TASK ITEM. Output the data that follows, keeping every line identical.
(INPUT MATERIAL)
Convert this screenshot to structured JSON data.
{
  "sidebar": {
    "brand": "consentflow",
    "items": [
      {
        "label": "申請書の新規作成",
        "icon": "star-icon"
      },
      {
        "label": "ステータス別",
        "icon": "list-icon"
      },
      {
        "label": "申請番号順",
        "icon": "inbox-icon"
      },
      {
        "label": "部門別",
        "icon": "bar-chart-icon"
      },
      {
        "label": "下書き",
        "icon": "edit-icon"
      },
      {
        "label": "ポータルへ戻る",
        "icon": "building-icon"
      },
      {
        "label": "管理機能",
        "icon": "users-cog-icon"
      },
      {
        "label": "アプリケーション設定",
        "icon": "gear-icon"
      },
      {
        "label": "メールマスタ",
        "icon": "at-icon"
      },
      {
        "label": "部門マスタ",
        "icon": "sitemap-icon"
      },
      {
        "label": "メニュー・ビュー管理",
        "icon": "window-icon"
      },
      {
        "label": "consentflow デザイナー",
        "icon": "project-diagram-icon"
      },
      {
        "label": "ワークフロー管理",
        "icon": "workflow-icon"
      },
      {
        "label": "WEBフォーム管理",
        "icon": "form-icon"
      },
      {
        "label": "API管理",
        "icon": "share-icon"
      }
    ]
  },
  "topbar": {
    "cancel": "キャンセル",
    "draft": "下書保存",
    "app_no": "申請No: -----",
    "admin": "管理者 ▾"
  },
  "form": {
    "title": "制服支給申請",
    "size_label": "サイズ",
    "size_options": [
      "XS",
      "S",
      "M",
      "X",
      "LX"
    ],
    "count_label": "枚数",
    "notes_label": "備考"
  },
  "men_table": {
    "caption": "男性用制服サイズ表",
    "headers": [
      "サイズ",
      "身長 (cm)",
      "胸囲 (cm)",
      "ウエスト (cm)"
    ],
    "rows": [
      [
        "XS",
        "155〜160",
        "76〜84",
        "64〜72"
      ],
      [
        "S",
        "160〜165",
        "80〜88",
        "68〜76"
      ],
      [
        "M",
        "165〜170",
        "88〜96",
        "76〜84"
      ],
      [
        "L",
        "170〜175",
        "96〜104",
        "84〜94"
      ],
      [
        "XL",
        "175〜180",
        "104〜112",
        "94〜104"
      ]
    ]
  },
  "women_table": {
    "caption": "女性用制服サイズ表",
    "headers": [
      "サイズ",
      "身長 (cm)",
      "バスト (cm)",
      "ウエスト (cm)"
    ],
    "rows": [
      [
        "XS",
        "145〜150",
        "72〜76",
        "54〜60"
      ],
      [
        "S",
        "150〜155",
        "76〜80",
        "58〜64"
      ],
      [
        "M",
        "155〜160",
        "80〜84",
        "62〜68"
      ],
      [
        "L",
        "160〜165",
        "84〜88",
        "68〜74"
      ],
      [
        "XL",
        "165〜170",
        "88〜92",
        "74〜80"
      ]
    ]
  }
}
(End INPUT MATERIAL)
TASK ANSWER.
Convert this screenshot to structured JSON data.
{
  "sidebar": {
    "brand": "consentflow",
    "items": [
      {
        "label": "申請書の新規作成",
        "icon": "star-icon"
      },
      {
        "label": "ステータス別",
        "icon": "list-icon"
      },
      {
        "label": "申請番号順",
        "icon": "inbox-icon"
      },
      {
        "label": "部門別",
        "icon": "bar-chart-icon"
      },
      {
        "label": "下書き",
        "icon": "edit-icon"
      },
      {
        "label": "ポータルへ戻る",
        "icon": "building-icon"
      },
      {
        "label": "管理機能",
        "icon": "users-cog-icon"
      },
      {
        "label": "アプリケーション設定",
        "icon": "gear-icon"
      },
      {
        "label": "メールマスタ",
        "icon": "at-icon"
      },
      {
        "label": "部門マスタ",
        "icon": "sitemap-icon"
      },
      {
        "label": "メニュー・ビュー管理",
        "icon": "window-icon"
      },
      {
        "label": "consentflow デザイナー",
        "icon": "project-diagram-icon"
      },
      {
        "label": "ワークフロー管理",
        "icon": "workflow-icon"
      },
      {
        "label": "WEBフォーム管理",
        "icon": "form-icon"
      },
      {
        "label": "API管理",
        "icon": "share-icon"
      }
    ]
  },
  "topbar": {
    "cancel": "キャンセル",
    "draft": "下書保存",
    "app_no": "申請No: -----",
    "admin": "管理者 ▾"
  },
  "form": {
    "title": "制服支給申請",
    "size_label": "サイズ",
    "size_options": [
      "XS",
      "S",
      "M",
      "X",
      "LX"
    ],
    "count_label": "枚数",
    "notes_label": "備考"
  },
  "men_table": {
    "caption": "男性用制服サイズ表",
    "headers": [
      "サイズ",
      "身長 (cm)",
      "胸囲 (cm)",
      "ウエスト (cm)"
    ],
    "rows": [
      [
        "XS",
        "155〜160",
        "76〜84",
        "64〜72"
      ],
      [
        "S",
        "160〜165",
        "80〜88",
        "68〜76"
      ],
      [
        "M",
        "165〜170",
        "88〜96",
        "76〜84"
      ],
      [
        "L",
        "170〜175",
        "96〜104",
        "84〜94"
      ],
      [
        "XL",
        "175〜180",
        "104〜112",
        "94〜104"
      ]
    ]
  },
  "women_table": {
    "caption": "女性用制服サイズ表",
    "headers": [
      "サイズ",
      "身長 (cm)",
      "バスト (cm)",
      "ウエスト (cm)"
    ],
    "rows": [
      [
        "XS",
        "145〜150",
        "72〜76",
        "54〜60"
      ],
      [
        "S",
        "150〜155",
        "76〜80",
        "58〜64"
      ],
      [
        "M",
        "155〜160",
        "80〜84",
        "62〜68"
      ],
      [
        "L",
        "160〜165",
        "84〜88",
        "68〜74"
      ],
      [
        "XL",
        "165〜170",
        "88〜92",
        "74〜80"
      ]
    ]
  }
}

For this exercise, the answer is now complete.